»»

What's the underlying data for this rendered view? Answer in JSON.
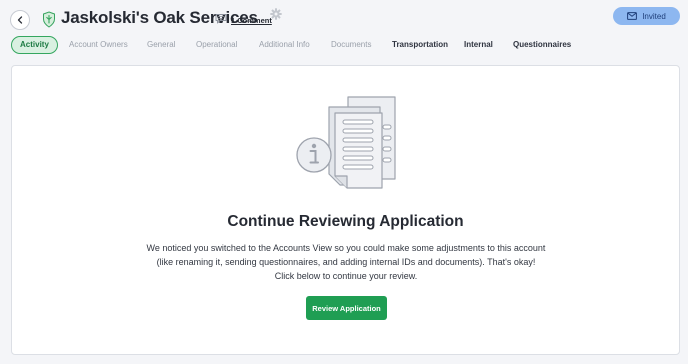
{
  "header": {
    "title": "Jaskolski's Oak Services",
    "comment_link": "1 Comment",
    "status_button": "Invited"
  },
  "tabs": [
    {
      "label": "Activity",
      "state": "active"
    },
    {
      "label": "Account Owners",
      "state": "muted"
    },
    {
      "label": "General",
      "state": "muted"
    },
    {
      "label": "Operational",
      "state": "muted"
    },
    {
      "label": "Additional Info",
      "state": "muted"
    },
    {
      "label": "Documents",
      "state": "muted"
    },
    {
      "label": "Transportation",
      "state": "dark"
    },
    {
      "label": "Internal",
      "state": "dark"
    },
    {
      "label": "Questionnaires",
      "state": "dark"
    }
  ],
  "main": {
    "heading": "Continue Reviewing Application",
    "body": "We noticed you switched to the Accounts View so you could make some adjustments to this account (like renaming it, sending questionnaires, and adding internal IDs and documents). That's okay! Click below to continue your review.",
    "button": "Review Application"
  },
  "colors": {
    "accent_green": "#1f9e53",
    "active_tab_bg": "#d9f0e1",
    "invited_bg": "#8db7f0"
  },
  "icons": [
    "back-arrow-icon",
    "shield-icon",
    "comment-icon",
    "gear-icon",
    "envelope-icon",
    "document-info-icon"
  ]
}
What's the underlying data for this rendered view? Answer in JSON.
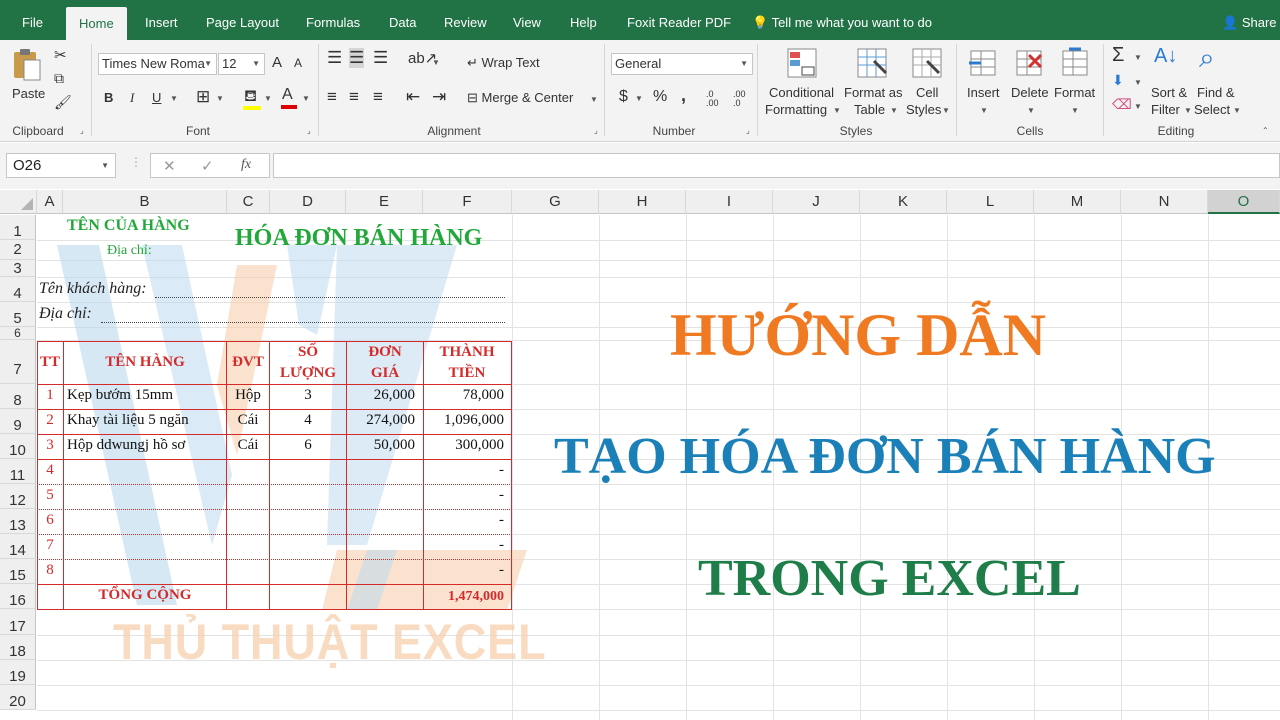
{
  "menu": {
    "tabs": [
      "File",
      "Home",
      "Insert",
      "Page Layout",
      "Formulas",
      "Data",
      "Review",
      "View",
      "Help",
      "Foxit Reader PDF"
    ],
    "tell_me": "Tell me what you want to do",
    "share": "Share"
  },
  "ribbon": {
    "clipboard": {
      "paste": "Paste",
      "group": "Clipboard"
    },
    "font": {
      "name": "Times New Roma",
      "size": "12",
      "bold": "B",
      "italic": "I",
      "underline": "U",
      "grow": "A",
      "shrink": "A",
      "color_a": "A",
      "group": "Font"
    },
    "alignment": {
      "wrap": "Wrap Text",
      "merge": "Merge & Center",
      "group": "Alignment"
    },
    "number": {
      "format": "General",
      "currency": "$",
      "percent": "%",
      "comma": ",",
      "inc": ".0 .00",
      "dec": ".00 .0",
      "group": "Number"
    },
    "styles": {
      "cond1": "Conditional",
      "cond2": "Formatting",
      "fmt1": "Format as",
      "fmt2": "Table",
      "cell1": "Cell",
      "cell2": "Styles",
      "group": "Styles"
    },
    "cells": {
      "insert": "Insert",
      "delete": "Delete",
      "format": "Format",
      "group": "Cells"
    },
    "editing": {
      "sort1": "Sort &",
      "sort2": "Filter",
      "find1": "Find &",
      "find2": "Select",
      "group": "Editing"
    }
  },
  "formula_bar": {
    "name_box": "O26",
    "cancel": "✕",
    "enter": "✓",
    "fx": "fx",
    "value": ""
  },
  "columns": [
    "A",
    "B",
    "C",
    "D",
    "E",
    "F",
    "G",
    "H",
    "I",
    "J",
    "K",
    "L",
    "M",
    "N",
    "O"
  ],
  "rows": [
    "1",
    "2",
    "3",
    "4",
    "5",
    "6",
    "7",
    "8",
    "9",
    "10",
    "11",
    "12",
    "13",
    "14",
    "15",
    "16",
    "17",
    "18",
    "19",
    "20"
  ],
  "invoice": {
    "store": "TÊN CỦA HÀNG",
    "store_addr": "Địa chỉ:",
    "title": "HÓA ĐƠN BÁN HÀNG",
    "customer": "Tên khách hàng:",
    "cust_addr": "Địa chỉ:",
    "headers": {
      "tt": "TT",
      "name": "TÊN HÀNG",
      "unit": "ĐVT",
      "qty1": "SỐ",
      "qty2": "LƯỢNG",
      "price1": "ĐƠN",
      "price2": "GIÁ",
      "total1": "THÀNH",
      "total2": "TIỀN"
    },
    "items": [
      {
        "tt": "1",
        "name": "Kẹp bướm 15mm",
        "unit": "Hộp",
        "qty": "3",
        "price": "26,000",
        "total": "78,000"
      },
      {
        "tt": "2",
        "name": "Khay tài liệu 5 ngăn",
        "unit": "Cái",
        "qty": "4",
        "price": "274,000",
        "total": "1,096,000"
      },
      {
        "tt": "3",
        "name": "Hộp ddwungj hồ sơ",
        "unit": "Cái",
        "qty": "6",
        "price": "50,000",
        "total": "300,000"
      },
      {
        "tt": "4",
        "name": "",
        "unit": "",
        "qty": "",
        "price": "",
        "total": "-"
      },
      {
        "tt": "5",
        "name": "",
        "unit": "",
        "qty": "",
        "price": "",
        "total": "-"
      },
      {
        "tt": "6",
        "name": "",
        "unit": "",
        "qty": "",
        "price": "",
        "total": "-"
      },
      {
        "tt": "7",
        "name": "",
        "unit": "",
        "qty": "",
        "price": "",
        "total": "-"
      },
      {
        "tt": "8",
        "name": "",
        "unit": "",
        "qty": "",
        "price": "",
        "total": "-"
      }
    ],
    "sum_label": "TỔNG CỘNG",
    "sum_value": "1,474,000"
  },
  "overlay": {
    "line1": "HƯỚNG DẪN",
    "line2": "TẠO HÓA ĐƠN BÁN HÀNG",
    "line3": "TRONG EXCEL",
    "watermark": "THỦ THUẬT EXCEL"
  },
  "colors": {
    "excel_green": "#217346",
    "red": "#d42a2a",
    "title_green": "#22a83a",
    "orange": "#f07a22",
    "blue": "#1b80b8",
    "dark_green": "#1e7d48"
  }
}
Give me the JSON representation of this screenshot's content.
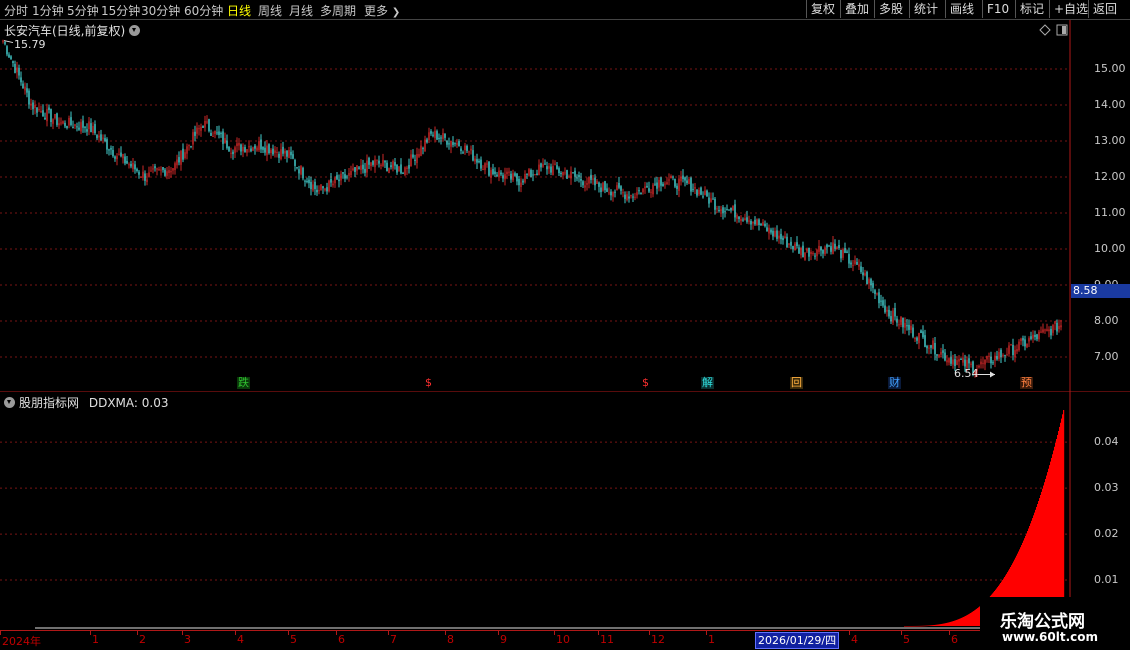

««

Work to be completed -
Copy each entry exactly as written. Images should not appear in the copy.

Response box -
What's the underlying data for this rendered view? Answer in JSON.
{
  "header": {
    "title": "Jaskolski's Oak Services",
    "comment_link": "1 Comment",
    "status_button": "Invited"
  },
  "tabs": [
    {
      "label": "Activity",
      "state": "active"
    },
    {
      "label": "Account Owners",
      "state": "muted"
    },
    {
      "label": "General",
      "state": "muted"
    },
    {
      "label": "Operational",
      "state": "muted"
    },
    {
      "label": "Additional Info",
      "state": "muted"
    },
    {
      "label": "Documents",
      "state": "muted"
    },
    {
      "label": "Transportation",
      "state": "dark"
    },
    {
      "label": "Internal",
      "state": "dark"
    },
    {
      "label": "Questionnaires",
      "state": "dark"
    }
  ],
  "main": {
    "heading": "Continue Reviewing Application",
    "body": "We noticed you switched to the Accounts View so you could make some adjustments to this account (like renaming it, sending questionnaires, and adding internal IDs and documents). That's okay! Click below to continue your review.",
    "button": "Review Application"
  },
  "colors": {
    "accent_green": "#1f9e53",
    "active_tab_bg": "#d9f0e1",
    "invited_bg": "#8db7f0"
  },
  "icons": [
    "back-arrow-icon",
    "shield-icon",
    "comment-icon",
    "gear-icon",
    "envelope-icon",
    "document-info-icon"
  ]
}
What's the underlying data for this rendered view? Answer in JSON.
{
  "menu": {
    "tabs": [
      "File",
      "Home",
      "Insert",
      "Page Layout",
      "Formulas",
      "Data",
      "Review",
      "View",
      "Help",
      "Foxit Reader PDF"
    ],
    "tell_me": "Tell me what you want to do",
    "share": "Share"
  },
  "ribbon": {
    "clipboard": {
      "paste": "Paste",
      "group": "Clipboard"
    },
    "font": {
      "name": "Times New Roma",
      "size": "12",
      "bold": "B",
      "italic": "I",
      "underline": "U",
      "grow": "A",
      "shrink": "A",
      "color_a": "A",
      "group": "Font"
    },
    "alignment": {
      "wrap": "Wrap Text",
      "merge": "Merge & Center",
      "group": "Alignment"
    },
    "number": {
      "format": "General",
      "currency": "$",
      "percent": "%",
      "comma": ",",
      "inc": ".0 .00",
      "dec": ".00 .0",
      "group": "Number"
    },
    "styles": {
      "cond1": "Conditional",
      "cond2": "Formatting",
      "fmt1": "Format as",
      "fmt2": "Table",
      "cell1": "Cell",
      "cell2": "Styles",
      "group": "Styles"
    },
    "cells": {
      "insert": "Insert",
      "delete": "Delete",
      "format": "Format",
      "group": "Cells"
    },
    "editing": {
      "sort1": "Sort &",
      "sort2": "Filter",
      "find1": "Find &",
      "find2": "Select",
      "group": "Editing"
    }
  },
  "formula_bar": {
    "name_box": "O26",
    "cancel": "✕",
    "enter": "✓",
    "fx": "fx",
    "value": ""
  },
  "columns": [
    "A",
    "B",
    "C",
    "D",
    "E",
    "F",
    "G",
    "H",
    "I",
    "J",
    "K",
    "L",
    "M",
    "N",
    "O"
  ],
  "rows": [
    "1",
    "2",
    "3",
    "4",
    "5",
    "6",
    "7",
    "8",
    "9",
    "10",
    "11",
    "12",
    "13",
    "14",
    "15",
    "16",
    "17",
    "18",
    "19",
    "20"
  ],
  "invoice": {
    "store": "TÊN CỦA HÀNG",
    "store_addr": "Địa chỉ:",
    "title": "HÓA ĐƠN BÁN HÀNG",
    "customer": "Tên khách hàng:",
    "cust_addr": "Địa chỉ:",
    "headers": {
      "tt": "TT",
      "name": "TÊN HÀNG",
      "unit": "ĐVT",
      "qty1": "SỐ",
      "qty2": "LƯỢNG",
      "price1": "ĐƠN",
      "price2": "GIÁ",
      "total1": "THÀNH",
      "total2": "TIỀN"
    },
    "items": [
      {
        "tt": "1",
        "name": "Kẹp bướm 15mm",
        "unit": "Hộp",
        "qty": "3",
        "price": "26,000",
        "total": "78,000"
      },
      {
        "tt": "2",
        "name": "Khay tài liệu 5 ngăn",
        "unit": "Cái",
        "qty": "4",
        "price": "274,000",
        "total": "1,096,000"
      },
      {
        "tt": "3",
        "name": "Hộp ddwungj hồ sơ",
        "unit": "Cái",
        "qty": "6",
        "price": "50,000",
        "total": "300,000"
      },
      {
        "tt": "4",
        "name": "",
        "unit": "",
        "qty": "",
        "price": "",
        "total": "-"
      },
      {
        "tt": "5",
        "name": "",
        "unit": "",
        "qty": "",
        "price": "",
        "total": "-"
      },
      {
        "tt": "6",
        "name": "",
        "unit": "",
        "qty": "",
        "price": "",
        "total": "-"
      },
      {
        "tt": "7",
        "name": "",
        "unit": "",
        "qty": "",
        "price": "",
        "total": "-"
      },
      {
        "tt": "8",
        "name": "",
        "unit": "",
        "qty": "",
        "price": "",
        "total": "-"
      }
    ],
    "sum_label": "TỔNG CỘNG",
    "sum_value": "1,474,000"
  },
  "overlay": {
    "line1": "HƯỚNG DẪN",
    "line2": "TẠO HÓA ĐƠN BÁN HÀNG",
    "line3": "TRONG EXCEL",
    "watermark": "THỦ THUẬT EXCEL"
  },
  "colors": {
    "excel_green": "#217346",
    "red": "#d42a2a",
    "title_green": "#22a83a",
    "orange": "#f07a22",
    "blue": "#1b80b8",
    "dark_green": "#1e7d48"
  }
}
Give me the JSON representation of this screenshot's content.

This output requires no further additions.